Note: This review originally ran in issue #252 of The Comics Journal
Tintin the Complete Companion
By Michael Farr
Last Gasp Press
No doubt there are plenty of hardcore Tintin-philes out there to whom a book like the new Complete Companion offers little they haven’t seen or heard before. I am not one of those people. For folks like me – devout fans of Herge’s books who nonetheless remain woefully unfamiliar with how they came to be – this coffee-table sized book is an enjoyable if at times didactic background primer for what has for all intents and purposes become one of Belgium’s primary exports.
The book itself is a thorough and by-the-numbers tour through the Tintin oeuvre. From the barely formed “Tintin in the Land of the Soviets” all the way through the unfinished “Tintin and Alpha Art,” Farr delves into the history of each volume, starting with the general facts and then winding his way down into the more niggling details and artistic decisions.
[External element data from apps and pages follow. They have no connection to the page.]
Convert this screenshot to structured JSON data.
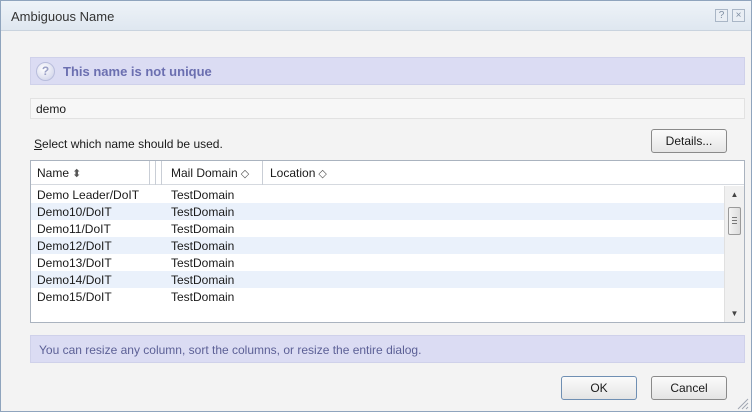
{
  "window": {
    "title": "Ambiguous Name",
    "help_glyph": "?",
    "close_glyph": "×"
  },
  "info": {
    "icon": "question-mark-icon",
    "icon_glyph": "?",
    "message": "This name is not unique"
  },
  "name_field": {
    "value": "demo"
  },
  "select_prompt": {
    "accel": "S",
    "rest": "elect which name should be used."
  },
  "details_button": {
    "label": "Details..."
  },
  "table": {
    "columns": [
      {
        "label": "Name",
        "sort_glyph": "⬍"
      },
      {
        "label": "Mail Domain",
        "sort_glyph": "◇"
      },
      {
        "label": "Location",
        "sort_glyph": "◇"
      }
    ],
    "rows": [
      {
        "name": "Demo Leader/DoIT",
        "domain": "TestDomain"
      },
      {
        "name": "Demo10/DoIT",
        "domain": "TestDomain"
      },
      {
        "name": "Demo11/DoIT",
        "domain": "TestDomain"
      },
      {
        "name": "Demo12/DoIT",
        "domain": "TestDomain"
      },
      {
        "name": "Demo13/DoIT",
        "domain": "TestDomain"
      },
      {
        "name": "Demo14/DoIT",
        "domain": "TestDomain"
      },
      {
        "name": "Demo15/DoIT",
        "domain": "TestDomain"
      }
    ]
  },
  "hint": {
    "text": "You can resize any column, sort the columns, or resize the entire dialog."
  },
  "buttons": {
    "ok": "OK",
    "cancel": "Cancel"
  },
  "colors": {
    "banner_bg": "#dbdcf3",
    "banner_text": "#6b6fb0",
    "row_alt": "#eaf1fb"
  }
}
The central reason for reading this book is the wealth of photos, preliminary drawings and reference material that line the pages, showing how Herge and his studio got from here to there. One wonders if the Herge foundations sends a generous check to the folks at National Geographic after seeing the few samples from the Tintin swipe file included here.
In addition, Farr reveals the real-life influences that inspired characters or certain incidents in the books. For a clueless American like myself, many of these facts were revelatory. I was completely unaware, for example, of the anti-fascist subtext that ran through what I took to be the simple boy’ adventure of “King Ottokar’s Scepter.” Not that such a discovery leads me to completely re-evaluate the book, mind you, but it did make me run downstairs and reread the darn thing to see what else I missed.
If there’s a serious flaw to the book, it’s that it seems to bog down far too much in the minutia and doesn’t give us enough of a general picture. To put it a bit more eloquently, he puts the trees under such a powerful microscope that this reader started to wonder if there was any forest around. I’m not sure, for example, that I need a four-page inventory of every single difference between the original 1943 color edition of “The Black Island” and the overhauled 1966 version. Do I really care, ultimately, that Dr. Mueller’s tie is altered into a waistcoat? Or that one of the Scotsmen the intrepid reporter comes across carries a crook in one version and an umbrella in the next?
What’s especially maddening is that at the end of the chapter Farr exclaims that the ‘66 version is far inferior to its predecessor, yet he has given us no definitive reason to think so; he has merely compiled a list of superficial differences. A tighter focus on the aesthetic merits of the two books and some more thought-out opinions might have made for a more compelling argument.
Ok, I lied. There’s another big problem with this book; namely that Farr feels the perverse need to quote verbatim dialogue from the books at length and often. I confess to being completely flummoxed by this desire. I mean, I’ve already got all the books (not bragging, just saying). I know the various plots and dialogue, as, I imagine, most people who pick up this book will. If I’m confused about a particular passage or quote Farr alludes to, I can always pull out the original work in question. I don’t need to have the entire comic sequence laid out to me in prose. I want to forgive this constant urge of Farr’s, but the cynic in me suggests it’s padding designed to up the page count and nothing more.
Still, for those Tintin fans not already intimately familiar with all of the details, “The Complete Companion” does a decent job of living up to its title. To the die hard Herge scholars, the book probably comes off as old hat, though even they might get a kick at some of the reproduced materials on display here. And it’s not as though there are that many Tintin reference books available in English and on this side of the Atlantic. So let’s congratulate Farr for filling this niche so nicely.